Time.com wrote a brief about this a couple of years ago, saying they were surprised the results didn’t lead to pain in your knees or ankles.
Yeah, I know.
Surely by now we’ve all heard or read about situations where the government or other organizations more or less grab a stack of $100 bills and light them on fire. No doubt to see if the heat from this waste of money is hotter than your average fire.
It’s wasteful spending at its finest. From the military paying thousands of dollars for a toilet seat or a screwdriver to the Harvard School of Public Health taking 14 years to determine party schools love to party.
It only takes Playboy a year to figure this out when it releases its annual list of top party schools. And they’ve released such a list every year for a long time. Or so I’ve been told.
The point is, during a time when the country is $17 trillion in debt, we hear about countless cases of wasteful government spending. This is on top of repeated news of a sluggish economy, how Obamacare is forcing millions to lose their health coverage and other depressing news.
And on top of all that, this is an election year. Which means there will no doubt be countless other forms of wasteful spending by politicians who will go at no expense to keep their comfy seat in Washington so they can receive thousands of dollars in backroom deals to represent us in Congress.
A couple of weeks ago, Oklahoma Sen. Tom Coburn revealed he would not run for office again. He has battled cancer for years and realized it was more important to fight his health status than to tackle the other things in D.C.
Back in December, Coburn released his annual oversight report, “Wastebook 2013,” which highlights examples of wasteful government spending. He’s released such a report for years, and it’s always been interesting reading to find out how the government is wasting your tax dollars.
His latest report showed examples of wasteful spending totaling nearly $30 billion. Among the items mentioned in the report:
n Uncle Sam helped pay for a $914,000 research project by the National Endowment of the Humanities to look at how popular romance novels, films, songs and other forms of entertainment affect us.
n The government spent $7 billion to destroy more than 170 million pounds of useable vehicles and other equipment overseas the military didn’t want to sell or ship back to the U.S.
n The National Institutes of Health spent $325,525 to determine that wives should calm down instead of arguing with their husbands.

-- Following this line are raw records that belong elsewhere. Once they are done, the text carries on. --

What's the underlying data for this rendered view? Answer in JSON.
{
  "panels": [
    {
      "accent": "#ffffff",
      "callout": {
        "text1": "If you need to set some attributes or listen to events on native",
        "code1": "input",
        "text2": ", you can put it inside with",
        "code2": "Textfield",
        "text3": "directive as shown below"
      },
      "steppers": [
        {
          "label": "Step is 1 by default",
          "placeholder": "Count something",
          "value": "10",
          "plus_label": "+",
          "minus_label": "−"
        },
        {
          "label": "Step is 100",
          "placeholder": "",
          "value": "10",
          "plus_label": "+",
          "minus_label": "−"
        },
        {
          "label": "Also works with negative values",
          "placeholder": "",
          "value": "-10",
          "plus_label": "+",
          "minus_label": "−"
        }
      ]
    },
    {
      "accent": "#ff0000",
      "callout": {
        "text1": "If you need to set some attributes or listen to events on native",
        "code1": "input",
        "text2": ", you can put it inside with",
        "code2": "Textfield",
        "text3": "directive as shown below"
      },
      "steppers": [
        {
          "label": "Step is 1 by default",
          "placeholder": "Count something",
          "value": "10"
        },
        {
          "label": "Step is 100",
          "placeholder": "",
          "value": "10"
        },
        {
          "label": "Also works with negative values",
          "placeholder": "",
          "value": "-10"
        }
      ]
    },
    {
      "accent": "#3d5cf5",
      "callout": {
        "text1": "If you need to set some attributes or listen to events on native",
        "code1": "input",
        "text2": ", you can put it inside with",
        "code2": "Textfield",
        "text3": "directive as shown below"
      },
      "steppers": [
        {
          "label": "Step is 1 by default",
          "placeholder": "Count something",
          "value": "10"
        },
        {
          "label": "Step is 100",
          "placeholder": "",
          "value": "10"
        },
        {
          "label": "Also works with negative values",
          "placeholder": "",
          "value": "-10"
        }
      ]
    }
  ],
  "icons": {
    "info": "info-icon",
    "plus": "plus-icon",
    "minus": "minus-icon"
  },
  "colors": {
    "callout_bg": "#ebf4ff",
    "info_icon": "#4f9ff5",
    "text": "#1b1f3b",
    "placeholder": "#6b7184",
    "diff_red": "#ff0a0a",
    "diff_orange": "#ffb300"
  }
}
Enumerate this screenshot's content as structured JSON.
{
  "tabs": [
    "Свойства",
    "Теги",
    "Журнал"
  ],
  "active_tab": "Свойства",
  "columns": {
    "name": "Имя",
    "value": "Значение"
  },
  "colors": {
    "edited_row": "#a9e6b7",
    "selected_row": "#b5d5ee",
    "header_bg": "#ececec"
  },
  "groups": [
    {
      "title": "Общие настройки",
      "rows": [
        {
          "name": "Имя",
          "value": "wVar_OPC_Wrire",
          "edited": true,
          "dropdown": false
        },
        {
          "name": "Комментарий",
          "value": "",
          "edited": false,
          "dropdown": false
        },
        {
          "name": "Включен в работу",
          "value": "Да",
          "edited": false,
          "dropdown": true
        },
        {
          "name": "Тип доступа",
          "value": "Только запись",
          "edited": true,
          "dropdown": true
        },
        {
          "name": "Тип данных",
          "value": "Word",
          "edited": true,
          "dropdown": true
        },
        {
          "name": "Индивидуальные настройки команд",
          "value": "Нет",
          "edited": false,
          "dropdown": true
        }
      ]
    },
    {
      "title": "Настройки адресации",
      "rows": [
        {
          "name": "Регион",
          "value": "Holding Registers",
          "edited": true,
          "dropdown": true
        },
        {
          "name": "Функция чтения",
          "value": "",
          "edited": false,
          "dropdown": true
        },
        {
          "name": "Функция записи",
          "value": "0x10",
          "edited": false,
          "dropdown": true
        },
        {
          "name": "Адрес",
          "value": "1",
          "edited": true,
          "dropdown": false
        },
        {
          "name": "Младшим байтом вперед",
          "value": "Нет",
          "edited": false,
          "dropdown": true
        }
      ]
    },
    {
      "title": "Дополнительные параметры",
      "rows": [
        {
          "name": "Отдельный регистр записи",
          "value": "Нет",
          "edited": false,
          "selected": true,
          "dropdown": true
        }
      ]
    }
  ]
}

n A company in North Carolina was spending $150,000 to develop a math-learning game based on the zombie apocalypse.
And in the “You-can-take-this-for-what-it’s-worth” department, Coburn, a Republician, declared nearly half-a-billion dollars that went into promoting Obamacare and getting the clunky government healthcare website up and running a complete waste. Then, just last week, Politico.com and other media outlets reported how Coburn lost his cancer doctor because the health insurance plan he enrolled in under Obamacare didn’t cover the specialist.
Coburn said he will continue to pay out of pocket to see his oncologist.
So I guess there’s wasteful spending on all levels. And there doesn’t seem to be much we can do about it. And while it’s obvious our tax dollars do go to good things such as education and helping fight poverty, you can’t help but grit your teeth and bite your tongue when you hear things like how Charlotte tentatively plans a 1.7 percent property tax rate increase to make up for money lost because of Mecklenburg County’s continued revisions to its flawed 2011 property revaluation.
I, on the other hand, will be using part of my hard-earned money for some research of my own. My wife and I will take a trip to the Carribean later this week. No doubt I’ll be using some of that cash to research things such as how much food can I eat, will I get sunburn if I stay outside too long and whether you can really have too much fun in the sun.
Luckily, it won’t cost you the taxpayer anything for me to conduct my research. And I’m pretty sure the results of my findings will be positive.
To submit story ideas, contact Jason O. Boyd at email@example.com or (704) 982-2121 ext 21.